Democrats remain furious over Majority Leader Mitch McConnell’s refusal last year to allow the Senate to consider Democratic President Barack Obama’s nomination of appeals court Judge Merrick Garland for the vacant seat, an action with little precedent in U.S. history.
As the Barack Obama presidency dwindles down to the last day, there’s no silent amen. Donald Trump people are swarming the streets around Union Station. These Republicans seem to have come from the country to claim the country, what’s theirs. The barricades and bollards surround the beloved Capitol, the place looks like a police state. The citadel of democracy looks captured.
Democrats are still seething over the Republican-led Senate’s decision last year to refuse to consider outgoing President Barack Obama’s nomination of appeals court judge Merrick Garland for a lifetime post on the court. The action had little precedent in U.S. history and prompted some Democrats to accuse Republicans of stealing a Supreme Court seat.
While there is criticism of Chao, in particular on environmental issues, there is no significant opposition to her nomination and she is expected to be confirmed.
McConnell is the perfect partner and lying propagandist for Trump. He maintains a straight face, which never upstages the coverage of Trump’s latest antics. As Americans will soon see, many shades of darkness inhabit Trump’s Washington.

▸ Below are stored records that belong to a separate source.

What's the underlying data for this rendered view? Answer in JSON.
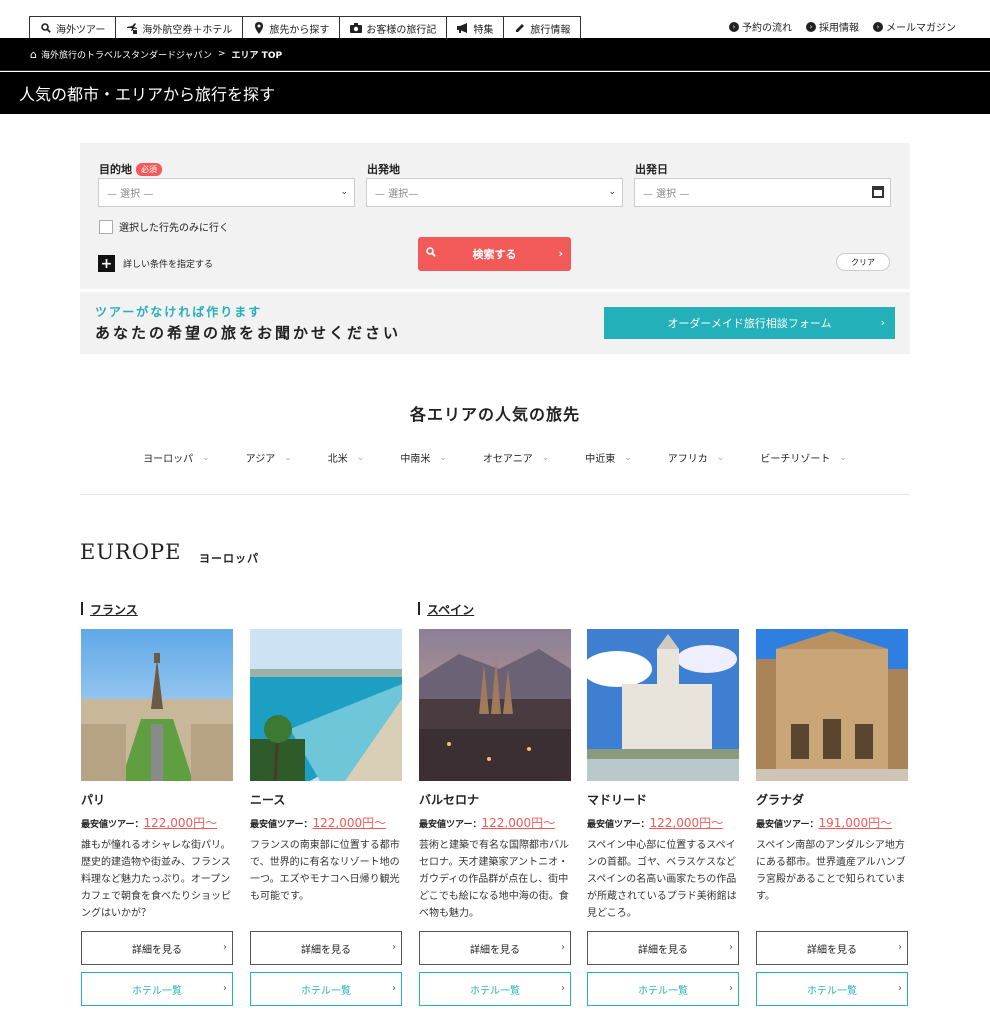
{
  "nav": {
    "tabs": [
      {
        "icon": "search-icon",
        "label": "海外ツアー"
      },
      {
        "icon": "plane-hotel-icon",
        "label": "海外航空券＋ホテル"
      },
      {
        "icon": "pin-icon",
        "label": "旅先から探す"
      },
      {
        "icon": "camera-icon",
        "label": "お客様の旅行記"
      },
      {
        "icon": "megaphone-icon",
        "label": "特集"
      },
      {
        "icon": "pencil-icon",
        "label": "旅行情報"
      }
    ],
    "utility": [
      "予約の流れ",
      "採用情報",
      "メールマガジン"
    ]
  },
  "breadcrumb": {
    "home": "海外旅行のトラベルスタンダードジャパン",
    "separator": ">",
    "current": "エリア TOP"
  },
  "page_title": "人気の都市・エリアから旅行を探す",
  "search": {
    "destination_label": "目的地",
    "required_badge": "必須",
    "destination_placeholder": "— 選択 —",
    "departure_label": "出発地",
    "departure_placeholder": "— 選択—",
    "date_label": "出発日",
    "date_placeholder": "— 選択 —",
    "only_selected": "選択した行先のみに行く",
    "more_conditions": "詳しい条件を指定する",
    "search_button": "検索する",
    "clear_button": "クリア"
  },
  "banner": {
    "sub": "ツアーがなければ作ります",
    "main": "あなたの希望の旅をお聞かせください",
    "cta": "オーダーメイド旅行相談フォーム"
  },
  "areas": {
    "title": "各エリアの人気の旅先",
    "tabs": [
      "ヨーロッパ",
      "アジア",
      "北米",
      "中南米",
      "オセアニア",
      "中近東",
      "アフリカ",
      "ビーチリゾート"
    ]
  },
  "region": {
    "en": "EUROPE",
    "jp": "ヨーロッパ"
  },
  "countries": [
    "フランス",
    "スペイン"
  ],
  "cities": [
    {
      "name": "パリ",
      "price_label": "最安値ツアー：",
      "price": "122,000円～",
      "desc": "誰もが憧れるオシャレな街パリ。歴史的建造物や街並み、フランス料理など魅力たっぷり。オープンカフェで朝食を食べたりショッピングはいかが？",
      "detail": "詳細を見る",
      "hotel": "ホテル一覧"
    },
    {
      "name": "ニース",
      "price_label": "最安値ツアー：",
      "price": "122,000円～",
      "desc": "フランスの南東部に位置する都市で、世界的に有名なリゾート地の一つ。エズやモナコへ日帰り観光も可能です。",
      "detail": "詳細を見る",
      "hotel": "ホテル一覧"
    },
    {
      "name": "バルセロナ",
      "price_label": "最安値ツアー：",
      "price": "122,000円～",
      "desc": "芸術と建築で有名な国際都市バルセロナ。天才建築家アントニオ・ガウディの作品群が点在し、街中どこでも絵になる地中海の街。食べ物も魅力。",
      "detail": "詳細を見る",
      "hotel": "ホテル一覧"
    },
    {
      "name": "マドリード",
      "price_label": "最安値ツアー：",
      "price": "122,000円～",
      "desc": "スペイン中心部に位置するスペインの首都。ゴヤ、ベラスケスなどスペインの名高い画家たちの作品が所蔵されているプラド美術館は見どころ。",
      "detail": "詳細を見る",
      "hotel": "ホテル一覧"
    },
    {
      "name": "グラナダ",
      "price_label": "最安値ツアー：",
      "price": "191,000円～",
      "desc": "スペイン南部のアンダルシア地方にある都市。世界遺産アルハンブラ宮殿があることで知られています。",
      "detail": "詳細を見る",
      "hotel": "ホテル一覧"
    }
  ],
  "colors": {
    "accent_red": "#f25a5a",
    "accent_teal": "#23b0b9",
    "dark": "#000000"
  }
}
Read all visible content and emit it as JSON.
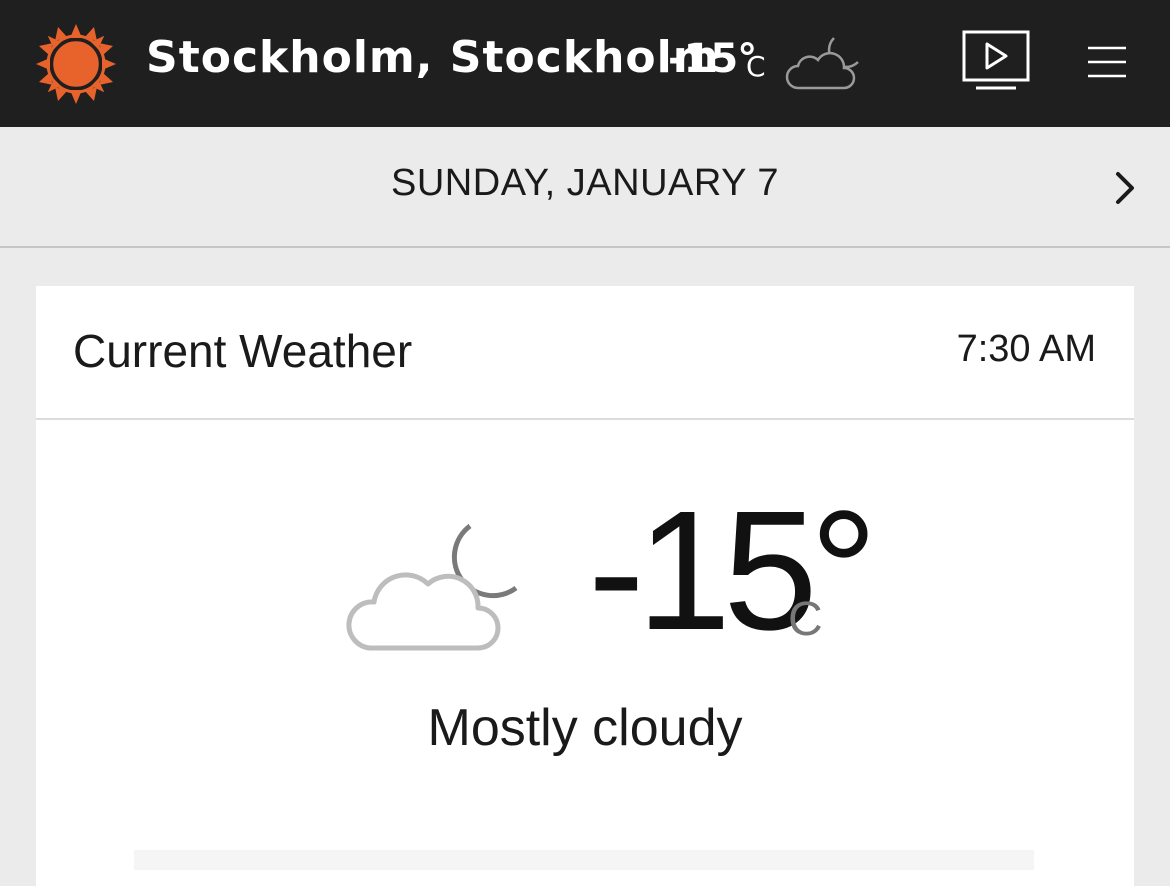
{
  "header": {
    "location": "Stockholm, Stockholm",
    "temperature": "-15°",
    "unit": "C",
    "condition_icon": "cloud-moon-icon",
    "video_icon": "video-play-icon",
    "menu_icon": "hamburger-menu-icon",
    "logo_icon": "sun-logo-icon"
  },
  "date_bar": {
    "label": "SUNDAY, JANUARY 7",
    "next_icon": "chevron-right-icon"
  },
  "current_weather": {
    "title": "Current Weather",
    "time": "7:30 AM",
    "temperature": "-15°",
    "unit": "C",
    "condition": "Mostly cloudy",
    "condition_icon": "cloud-moon-icon"
  },
  "colors": {
    "topbar_bg": "#1f1f1f",
    "accent_orange": "#e8632b",
    "page_bg": "#ebebeb",
    "card_bg": "#ffffff"
  }
}
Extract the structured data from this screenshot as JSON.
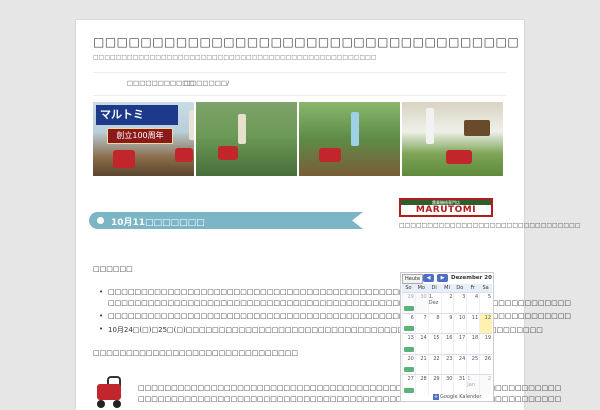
{
  "site": {
    "title": "□□□□□□□□□□□□□□□□□□□□□□□□□□□□□□□□□□□□",
    "description": "□□□□□□□□□□□□□□□□□□□□□□□□□□□□□□□□□□□□□□□□□□□□□□□□□□"
  },
  "nav": {
    "items": [
      "□□□□□□□□□□□",
      "□□□□□□□/"
    ]
  },
  "banner": {
    "logo_text": "マルトミ",
    "anniversary_text": "創立100周年"
  },
  "post": {
    "title": "10月11□□□□□□□",
    "lines": [
      "□□□□□□",
      "□□□□□□□□□□□□□□□□□□□□□□□□□□□□□□□□□□□□□□□□□□□□□□",
      "□□□□□□□□□□□□□□□□□□□□□□□□□□□□□□□□□□□□□□□□□□□□□□□□□□□□□□□□□□□□□□□□□□□□□□",
      "□□□□□□□□□□□□□□□□□□□□□□□□□□□□□□□□□□□□□□□□□□□□□□□□□□□□□□□□□□□□□□□□□□□□□□",
      "10月24□(□)□25□(□)□□□□□□□□□□□□□□□□□□□□□□□□□□□□□□□□□□□□□□□□□□□□□□□□□□□□□□",
      "□□□□□□□□□□□□□□□□□□□□□□□□□□□□□□□",
      "□□□□□□□□□□□□□□□□□□□□□□□□□□□□□□□□□□□□□□□□□□□□□□□□□□□□□□□□□□□□□□□□",
      "□□□□□□□□□□□□□□□□□□□□□□□□□□□□□□□□□□□□□□□□□□□□□□□□□□□□□□□□□□□□□□□□"
    ]
  },
  "sidebar": {
    "logo_top": "農業機械専門店",
    "logo_name": "MARUTOMI",
    "text": "□□□□□□□□□□□□□□□□□□□□□□□□□□□□□□□□"
  },
  "calendar": {
    "today_label": "Heute",
    "prev_label": "◀",
    "next_label": "▶",
    "month_label": "Dezember 20",
    "dow": [
      "So",
      "Mo",
      "Di",
      "Mi",
      "Do",
      "Fr",
      "Sa"
    ],
    "weeks": [
      [
        "29",
        "30",
        "1. Dez",
        "2",
        "3",
        "4",
        "5"
      ],
      [
        "6",
        "7",
        "8",
        "9",
        "10",
        "11",
        "12"
      ],
      [
        "13",
        "14",
        "15",
        "16",
        "17",
        "18",
        "19"
      ],
      [
        "20",
        "21",
        "22",
        "23",
        "24",
        "25",
        "26"
      ],
      [
        "27",
        "28",
        "29",
        "30",
        "31",
        "1. Jan",
        "2"
      ]
    ],
    "footer": "Google Kalender"
  },
  "colors": {
    "accent": "#7cb5c6",
    "brand_red": "#b11d1d",
    "calendar_blue": "#4d6fc4",
    "event_green": "#5db27a"
  }
}
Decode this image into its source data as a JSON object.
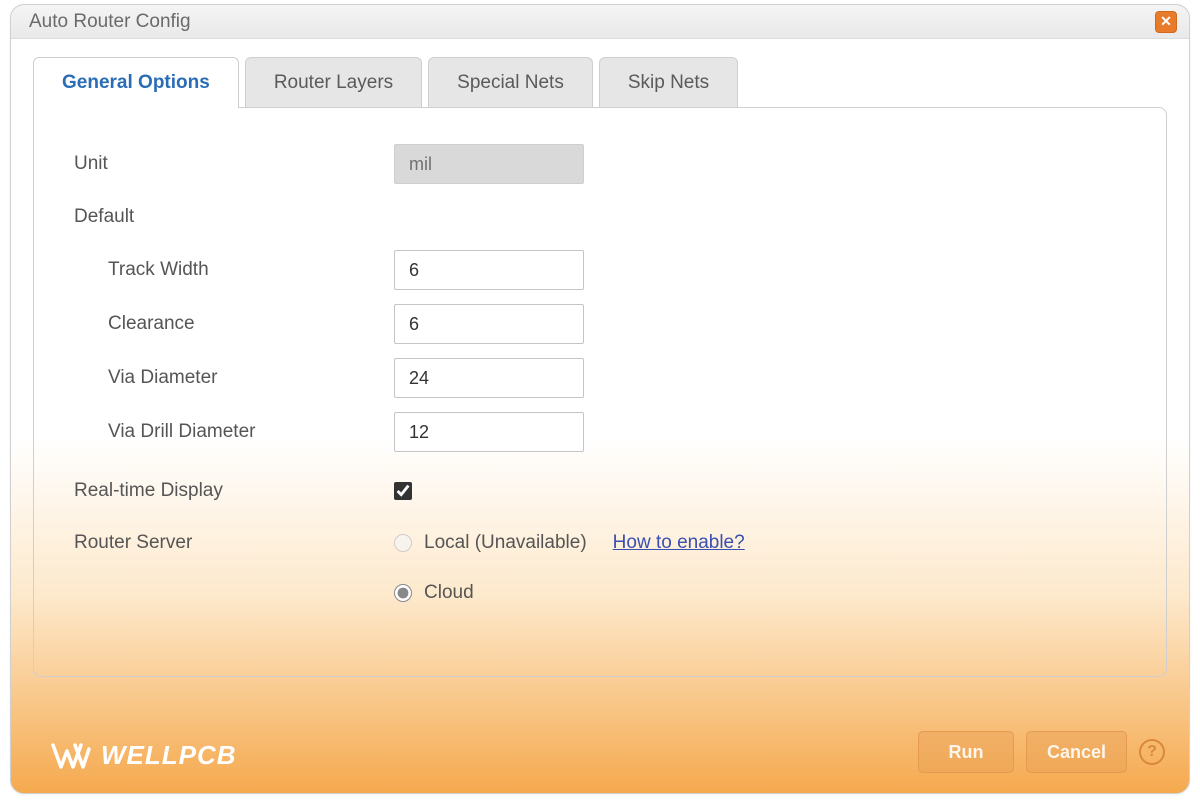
{
  "window": {
    "title": "Auto Router Config"
  },
  "tabs": [
    {
      "label": "General Options",
      "active": true
    },
    {
      "label": "Router Layers",
      "active": false
    },
    {
      "label": "Special Nets",
      "active": false
    },
    {
      "label": "Skip Nets",
      "active": false
    }
  ],
  "form": {
    "unit_label": "Unit",
    "unit_value": "mil",
    "default_label": "Default",
    "track_width_label": "Track Width",
    "track_width_value": "6",
    "clearance_label": "Clearance",
    "clearance_value": "6",
    "via_diameter_label": "Via Diameter",
    "via_diameter_value": "24",
    "via_drill_label": "Via Drill Diameter",
    "via_drill_value": "12",
    "realtime_label": "Real-time Display",
    "realtime_checked": true,
    "router_server_label": "Router Server",
    "server_local_label": "Local (Unavailable)",
    "server_local_link": "How to enable?",
    "server_cloud_label": "Cloud",
    "server_selected": "cloud"
  },
  "buttons": {
    "run": "Run",
    "cancel": "Cancel"
  },
  "watermark": "WELLPCB"
}
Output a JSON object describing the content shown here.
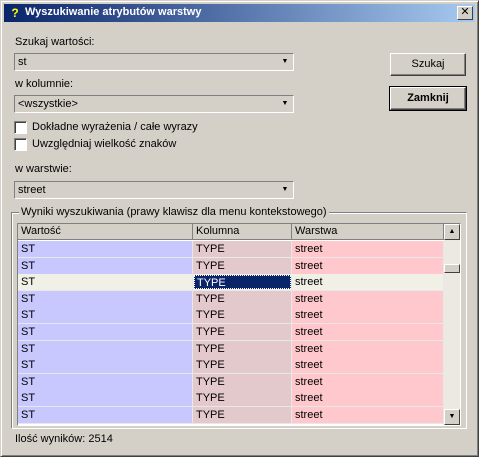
{
  "window": {
    "title": "Wyszukiwanie atrybutów warstwy",
    "close_glyph": "✕",
    "icon_glyph": "?"
  },
  "form": {
    "search_label": "Szukaj wartości:",
    "search_value": "st",
    "column_label": "w kolumnie:",
    "column_value": "<wszystkie>",
    "exact_label": "Dokładne wyrażenia / całe wyrazy",
    "exact_checked": false,
    "case_label": "Uwzględniaj wielkość znaków",
    "case_checked": false,
    "layer_label": "w warstwie:",
    "layer_value": "street",
    "dropdown_glyph": "▼"
  },
  "buttons": {
    "search": "Szukaj",
    "close": "Zamknij"
  },
  "results": {
    "group_title": "Wyniki wyszukiwania (prawy klawisz dla menu kontekstowego)",
    "columns": [
      "Wartość",
      "Kolumna",
      "Warstwa"
    ],
    "rows": [
      [
        "ST",
        "TYPE",
        "street"
      ],
      [
        "ST",
        "TYPE",
        "street"
      ],
      [
        "ST",
        "TYPE",
        "street"
      ],
      [
        "ST",
        "TYPE",
        "street"
      ],
      [
        "ST",
        "TYPE",
        "street"
      ],
      [
        "ST",
        "TYPE",
        "street"
      ],
      [
        "ST",
        "TYPE",
        "street"
      ],
      [
        "ST",
        "TYPE",
        "street"
      ],
      [
        "ST",
        "TYPE",
        "street"
      ],
      [
        "ST",
        "TYPE",
        "street"
      ],
      [
        "ST",
        "TYPE",
        "street"
      ]
    ],
    "selected_row": 2,
    "scroll_up_glyph": "▲",
    "scroll_down_glyph": "▼"
  },
  "status": {
    "count_text": "Ilość wyników: 2514"
  }
}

The first casualty of the new government taking over Washington may be information about the government itself, ethics watchdogs say. The new GOP Congress is moving toward confirming several of Trump’s choices to run executive-branch departments even though they have not had their financial disclosures vetted and cleared by ethics officials.
Speaking on CBS’s “Face the Nation,” McConnell said: “There ought not to be a great gap” between repealing the act and replacing it and that Republicans would be “replacing it rapidly after repealing it.” McConnell did not define what he meant by “rapidly.”
With six different confirmation hearings stacked on the same day, on top of Trump’s press conference, it’s impossible for the media to provide the information people need. And that’s the point — it appears to be a deliberate effort to manipulate both the press and the public.
The Republican-led U.S. Congress began its first session of the Donald Trump era in turmoil on Tuesday as the House of Representatives backed away from a decision to defang an ethics watchdog after a public outcry, including a dressing-down from the president-elect.
Despite his promise to unite a deeply divided country, Trump will be sworn in on Jan. 20 leading a Republican Party that early on will push legislation through Congress without significant – or any – Democratic support.
With the election over and Republicans occupying all branches of government, as well as controlling most state legislatures, it’s easy to forget that just a few short months ago the Republican Party seemed to be collapsing under the weight of its own contradictions.
These whiplash-inducing ideological switcheroos are an underappreciated source of entertainment in the loamy interims between major-party handovers of the White House. On issues such as Putin and privacy, federalism and free trade, the teams are swapping core issues like jerseys.
Infrastructure projects need highly trained workers, such as heavy equipment operators and iron specialists. But as a result of the 2008 recession, which caused an estimated 25 percent of construction jobs to vanish, their ranks have thinned.
Elaine Chao’s family owns ships flagged abroad, a way to avoid U.S. taxes and higher labor costs. But one of Chao’s missions at the Transportation Department will be to press American-owned ships to fly the U.S. flag.